The Chaldean Period
Among the surrounding tribes was one powerful group known as the Chaldeans. They settled in and dominated the district along the Persian Gulf. Beginning in the 9th century BC, the Chaldeans were destined to play an important political role in the history of the Orient; their rulers helped destroy the Assyrian Empire and, at least for a brief period, made Babylonia, or, as it gradually came to be known, Chaldea, the dominant power of Mesopotamia.
One of the outstanding Chaldean kings was Merodach-baladan II (r. 722-710 BC), who fought bitterly and bravely, if unsuccessfully, against four mighty Assyrian monarchs: Tiglath-pileser III (r. 745-727 BC), Shalmaneser V (r. 727-722 BC), Sargon II (r. 722-705 BC), and Sennacherib (r. 705-681 BC), the destroyer of Babylon. Sennacherib’s successors, Esarhaddon (r. 681-699 BC) and Ashurbanipal, retained political control of Babylonia in spite of numerous rebellions and defections. In 626, however, when Assyria was in turmoil and menaced by the Medes, the Scythians, and the Cimmerians, a Chaldean named Nabopolassarbc proclaimed himself king of Babylonia. Acknowledged as king in 625, Nabopolassar allied himself with the Medes and helped to destroy Assyrian might.
With Assyria no longer to be feared, Egypt began to menace Palestine and Syria. Nabopolassar’s son Nebuchadnezzar II marched against the Egyptians and defeated them at Carchemish. Nebuchadnezzar, who reigned for 43 years, extended Babylonian political control over practically all of Mesopotamia. To students of the Bible he is known as the destroyer of Jerusalem and as the king who took the captive Jews to Babylonia. To archaeologists and historians he is known as the great builder and restorer. He reconstructed Babylon, his capital, in elaborate style and restored many temples throughout Babylonia.
The Babylonian revival did not long endure. After Nebuchadnezzar’s death (562 BC), a struggle for power apparently went on among various parties and individuals for several years. In 556 BC Nabonidus, one of Nebuchadnezzar’s governors, became king of Babylonia (r. 556-539 BC). A somewhat enigmatic figure, he in some way antagonized the influential priestly class of Babylon. Nabonidus left the city of Babylon under control of his son Belshazzar and lived for a while in the city of Harran and later in the oasis of Teima, in the Arabian Desert. In 539 BC the Babylonians were defeated by the Persian king Cyrus the Great, who had defeated Media. Nabonidus was captured at Sippar (near modern Baghdād, Iraq), and the Persians entered Babylon without resistance. Babylonia was then annexed to Persia and lost its independence for all time.
The Babylonian Legacy
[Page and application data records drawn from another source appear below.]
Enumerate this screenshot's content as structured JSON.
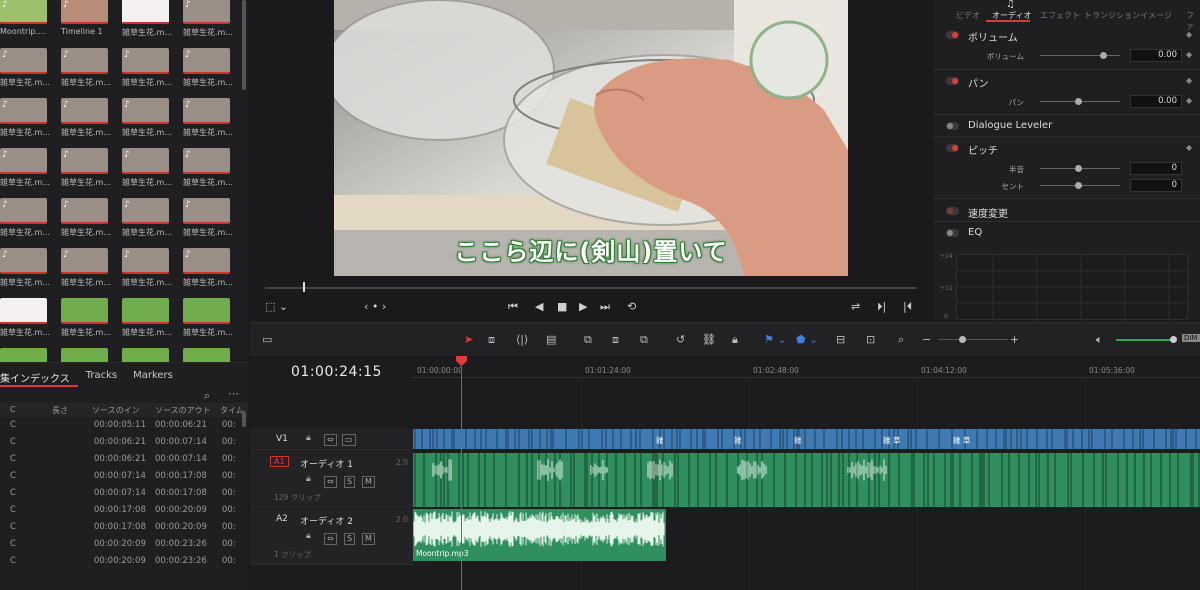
{
  "media_pool": {
    "items": [
      {
        "label": "Moontrip.mp3",
        "kind": "audio"
      },
      {
        "label": "Timeline 1",
        "kind": "timeline"
      },
      {
        "label": "雑草生花.m...",
        "kind": "title"
      },
      {
        "label": "雑草生花.m...",
        "kind": "video"
      },
      {
        "label": "雑草生花.m...",
        "kind": "video"
      },
      {
        "label": "雑草生花.m...",
        "kind": "video"
      },
      {
        "label": "雑草生花.m...",
        "kind": "video"
      },
      {
        "label": "雑草生花.m...",
        "kind": "video"
      },
      {
        "label": "雑草生花.m...",
        "kind": "video"
      },
      {
        "label": "雑草生花.m...",
        "kind": "video"
      },
      {
        "label": "雑草生花.m...",
        "kind": "video"
      },
      {
        "label": "雑草生花.m...",
        "kind": "video"
      },
      {
        "label": "雑草生花.m...",
        "kind": "video"
      },
      {
        "label": "雑草生花.m...",
        "kind": "video"
      },
      {
        "label": "雑草生花.m...",
        "kind": "video"
      },
      {
        "label": "雑草生花.m...",
        "kind": "video"
      },
      {
        "label": "雑草生花.m...",
        "kind": "video"
      },
      {
        "label": "雑草生花.m...",
        "kind": "video"
      },
      {
        "label": "雑草生花.m...",
        "kind": "video"
      },
      {
        "label": "雑草生花.m...",
        "kind": "video"
      },
      {
        "label": "雑草生花.m...",
        "kind": "video"
      },
      {
        "label": "雑草生花.m...",
        "kind": "video"
      },
      {
        "label": "雑草生花.m...",
        "kind": "video"
      },
      {
        "label": "雑草生花.m...",
        "kind": "video"
      },
      {
        "label": "雑草生花.m...",
        "kind": "title"
      },
      {
        "label": "雑草生花.m...",
        "kind": "grass"
      },
      {
        "label": "雑草生花.m...",
        "kind": "grass"
      },
      {
        "label": "雑草生花.m...",
        "kind": "grass"
      },
      {
        "label": "雑草生花.m...",
        "kind": "grass"
      },
      {
        "label": "雑草生花.m...",
        "kind": "grass"
      },
      {
        "label": "雑草生花.m...",
        "kind": "grass"
      },
      {
        "label": "雑草生花.m...",
        "kind": "grass"
      },
      {
        "label": "",
        "kind": "grass"
      },
      {
        "label": "",
        "kind": "grass"
      },
      {
        "label": "",
        "kind": "grass"
      },
      {
        "label": "",
        "kind": "grass"
      }
    ]
  },
  "edit_index": {
    "tabs": [
      "集インデックス",
      "Tracks",
      "Markers"
    ],
    "columns": [
      "C",
      "長さ",
      "ソースのイン",
      "ソースのアウト",
      "タイムラ"
    ],
    "rows": [
      [
        "C",
        "00:00:05:11",
        "00:00:06:21",
        "00:"
      ],
      [
        "C",
        "00:00:06:21",
        "00:00:07:14",
        "00:"
      ],
      [
        "C",
        "00:00:06:21",
        "00:00:07:14",
        "00:"
      ],
      [
        "C",
        "00:00:07:14",
        "00:00:17:08",
        "00:"
      ],
      [
        "C",
        "00:00:07:14",
        "00:00:17:08",
        "00:"
      ],
      [
        "C",
        "00:00:17:08",
        "00:00:20:09",
        "00:"
      ],
      [
        "C",
        "00:00:17:08",
        "00:00:20:09",
        "00:"
      ],
      [
        "C",
        "00:00:20:09",
        "00:00:23:26",
        "00:"
      ],
      [
        "C",
        "00:00:20:09",
        "00:00:23:26",
        "00:"
      ]
    ]
  },
  "viewer": {
    "subtitle": "ここら辺に(剣山)置いて"
  },
  "inspector": {
    "tabs": [
      "ビデオ",
      "オーディオ",
      "エフェクト",
      "トランジション",
      "イメージ",
      "ファ"
    ],
    "volume": {
      "title": "ボリューム",
      "param": "ボリューム",
      "value": "0.00"
    },
    "pan": {
      "title": "パン",
      "param": "パン",
      "value": "0.00"
    },
    "dialogue": {
      "title": "Dialogue Leveler"
    },
    "pitch": {
      "title": "ピッチ",
      "semitone": "半音",
      "semitone_value": "0",
      "cent": "セント",
      "cent_value": "0"
    },
    "speed": {
      "title": "速度変更"
    },
    "eq": {
      "title": "EQ",
      "labels": [
        "+24",
        "+12",
        "0"
      ]
    }
  },
  "timeline": {
    "timecode": "01:00:24:15",
    "ruler": [
      "01:00:00:00",
      "01:01:24:00",
      "01:02:48:00",
      "01:04:12:00",
      "01:05:36:00"
    ],
    "v1": {
      "name": "V1",
      "clip_labels": [
        "雑",
        "雑",
        "雑",
        "雑 草",
        "雑 草"
      ]
    },
    "a1": {
      "badge": "A1",
      "name": "オーディオ 1",
      "level": "2.0",
      "clips": "129 クリップ",
      "s": "S",
      "m": "M"
    },
    "a2": {
      "name": "A2",
      "title": "オーディオ 2",
      "level": "2.0",
      "clips": "1 クリップ",
      "s": "S",
      "m": "M",
      "clip_label": "Moontrip.mp3"
    },
    "dim_label": "DIM"
  },
  "colors": {
    "accent_red": "#e23b3b",
    "video_clip": "#3f7ab3",
    "audio_clip": "#2f8f5e",
    "subtitle_outline": "#2e7d32"
  }
}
More than 1200 years had elapsed from the glorious reign of Hammurabi to the subjugation of Babylonia by the Persians. During this long span of time the Babylonian social structure, economic organization, arts and crafts, science and literature, judicial system, and religious beliefs underwent considerable modification, but generally only in details, not in essence. Grounded almost wholly on the culture of Sumer, Babylonian cultural achievements left a deep impression on the entire ancient world, and particularly on the Hebrews and the Greeks. Even present-day civilization is indebted culturally to Babylonian civilization to some extent. For instance, Babylonian influence is pervasive throughout the Bible and in the works of such Greek poets as Homer and Hesiod, in the geometry of the Greek mathematician Euclid, in astronomy, in astrology, and in heraldry.